During a recent visit to England I was invited to a celebration of 70 years of the South Herefordshire & Ross Harriers branch of the Pony Club at a large country estate called The Mynde, in Herefordshire. From the ages of six to around fourteen my sister, Christine Hardinge and I were keen members of the PC, and PC camps were held at The Mynde every summer.
The drive to the Mynde is a mile long and an aristocratic residence has been on the site since the 13th century. It is still owned by a family with royal connections and the Queen helicoptered in for tea on the lawn in 2003! In pony club days the house was derelict, partially razed to the ground by fire. But its grounds are inextricably linked with halcyon days of childhood; swathes of emerald fields, gnarled oaks, swans on mirrored lakes and the sound of ponies hooves mingling with the smells of equine sweat, saddle-soaped leather and Bazooka Joe bubblegum from the tuck shop.

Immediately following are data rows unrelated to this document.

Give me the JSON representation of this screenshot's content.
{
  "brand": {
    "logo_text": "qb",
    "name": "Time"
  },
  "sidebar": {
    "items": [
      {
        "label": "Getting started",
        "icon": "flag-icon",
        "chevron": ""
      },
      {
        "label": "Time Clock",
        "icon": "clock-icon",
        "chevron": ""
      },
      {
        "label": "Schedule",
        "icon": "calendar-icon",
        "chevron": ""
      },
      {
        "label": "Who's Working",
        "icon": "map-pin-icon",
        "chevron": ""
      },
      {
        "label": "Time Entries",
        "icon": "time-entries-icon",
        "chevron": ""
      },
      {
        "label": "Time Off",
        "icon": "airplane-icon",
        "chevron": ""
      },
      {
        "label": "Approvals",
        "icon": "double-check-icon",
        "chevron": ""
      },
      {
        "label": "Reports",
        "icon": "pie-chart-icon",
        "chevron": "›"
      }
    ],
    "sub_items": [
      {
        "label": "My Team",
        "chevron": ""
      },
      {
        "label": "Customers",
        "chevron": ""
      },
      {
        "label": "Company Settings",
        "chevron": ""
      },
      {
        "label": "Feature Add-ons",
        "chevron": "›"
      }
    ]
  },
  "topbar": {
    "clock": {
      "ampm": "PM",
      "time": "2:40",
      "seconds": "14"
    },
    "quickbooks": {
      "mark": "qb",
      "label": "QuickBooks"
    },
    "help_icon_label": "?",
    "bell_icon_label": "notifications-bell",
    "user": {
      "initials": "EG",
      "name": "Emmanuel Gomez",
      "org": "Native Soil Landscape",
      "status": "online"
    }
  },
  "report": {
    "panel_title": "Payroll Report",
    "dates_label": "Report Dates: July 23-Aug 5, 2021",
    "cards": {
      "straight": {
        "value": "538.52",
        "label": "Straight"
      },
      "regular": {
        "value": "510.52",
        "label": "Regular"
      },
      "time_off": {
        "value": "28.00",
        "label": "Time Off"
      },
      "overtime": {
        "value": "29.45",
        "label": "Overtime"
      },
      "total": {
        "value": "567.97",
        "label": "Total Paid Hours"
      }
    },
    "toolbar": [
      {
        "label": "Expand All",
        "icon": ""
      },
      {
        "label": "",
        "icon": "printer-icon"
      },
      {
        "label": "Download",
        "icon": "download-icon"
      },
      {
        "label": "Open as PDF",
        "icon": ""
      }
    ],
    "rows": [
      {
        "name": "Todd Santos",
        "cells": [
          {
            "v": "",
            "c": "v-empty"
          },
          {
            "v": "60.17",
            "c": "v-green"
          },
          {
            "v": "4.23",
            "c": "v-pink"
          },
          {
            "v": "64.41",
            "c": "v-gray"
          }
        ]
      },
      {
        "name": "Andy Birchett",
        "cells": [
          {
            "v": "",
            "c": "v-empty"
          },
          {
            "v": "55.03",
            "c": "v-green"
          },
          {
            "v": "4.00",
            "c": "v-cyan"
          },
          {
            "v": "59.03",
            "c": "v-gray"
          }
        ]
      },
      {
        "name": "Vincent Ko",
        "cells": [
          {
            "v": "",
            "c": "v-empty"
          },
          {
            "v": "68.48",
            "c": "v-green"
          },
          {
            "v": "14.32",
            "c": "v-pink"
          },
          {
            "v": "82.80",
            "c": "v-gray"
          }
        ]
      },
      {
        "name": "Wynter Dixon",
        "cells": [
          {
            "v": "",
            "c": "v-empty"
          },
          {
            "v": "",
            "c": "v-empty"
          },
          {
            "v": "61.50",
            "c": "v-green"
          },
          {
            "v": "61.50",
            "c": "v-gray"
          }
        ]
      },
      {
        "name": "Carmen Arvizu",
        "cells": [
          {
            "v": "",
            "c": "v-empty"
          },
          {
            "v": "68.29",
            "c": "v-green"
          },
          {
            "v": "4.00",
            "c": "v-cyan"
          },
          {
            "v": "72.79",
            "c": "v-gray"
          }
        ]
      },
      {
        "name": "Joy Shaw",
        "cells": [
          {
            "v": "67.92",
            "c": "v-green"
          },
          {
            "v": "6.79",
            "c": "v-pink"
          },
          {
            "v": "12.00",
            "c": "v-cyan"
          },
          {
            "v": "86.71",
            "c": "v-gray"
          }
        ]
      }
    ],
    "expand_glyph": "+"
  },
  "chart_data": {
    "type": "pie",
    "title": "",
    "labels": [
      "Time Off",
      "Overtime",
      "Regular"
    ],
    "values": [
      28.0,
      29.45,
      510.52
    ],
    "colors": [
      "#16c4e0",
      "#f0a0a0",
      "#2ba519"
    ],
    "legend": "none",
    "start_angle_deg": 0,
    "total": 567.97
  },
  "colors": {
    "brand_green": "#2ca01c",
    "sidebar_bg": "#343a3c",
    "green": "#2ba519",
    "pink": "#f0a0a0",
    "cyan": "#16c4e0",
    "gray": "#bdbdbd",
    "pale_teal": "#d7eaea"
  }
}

I love a deep-rooted sense of place and preferably a crumbling country mansion at the heart of a novel. When I moved to Holland I was homesick and often dreamed of that sun-dappled drive to The Mynde; a road that led to my ‘land of lost content.’ To assuage those feelings of not belonging I reread novels like Rebecca, Jane Eyre, Wuthering Heights and Wideacre (Phillippa Gregory’s trilogy before The Boleyn Girl) and imagined that I was the homecoming heroine in the story. Novels in which the house is almost a character, not just a backdrop have always grabbed me and perhaps this can be traced back to my early experiences of The Mynde. Right now I’m reading Longbourn, by Jo Baker; Pride and Prejudice retold from the point of view of the servants. It introduces another aspect of the country house, the unseen toils of the servants. Downstairs folk paddling away like a swan’s webbed feet, keeping up the calm, serene elegance of upstairs folk.
Often the crumbling mansion has sinister aspects too. Manderley was so interwoven with Rebecca’s life it had to burn down so that the new Mrs De Winter could reign supreme. Eel Marsh House in The Woman in Black, reveals Alice Drablow’s past and without the house we would know nothing of her tragic life. So maybe there’s a ghost or two rattling about The Mynde and perhaps it’s a little girl wearing elephant-ear Jods, galloping her Welsh Mountain pony towards the furthest edges of the demesne.
Are there any early experiences that have influenced your reading choices? Could you describe a character just by writing about their home? What is your favourite literary house?
For the 1960s riding-wear ad and nostalgic book cover I thank the wonderful author, Jane Badger who blogs about pony books here, Books, Mud and Compost. And Horses
Link to 25 top literary homes at Flavorwire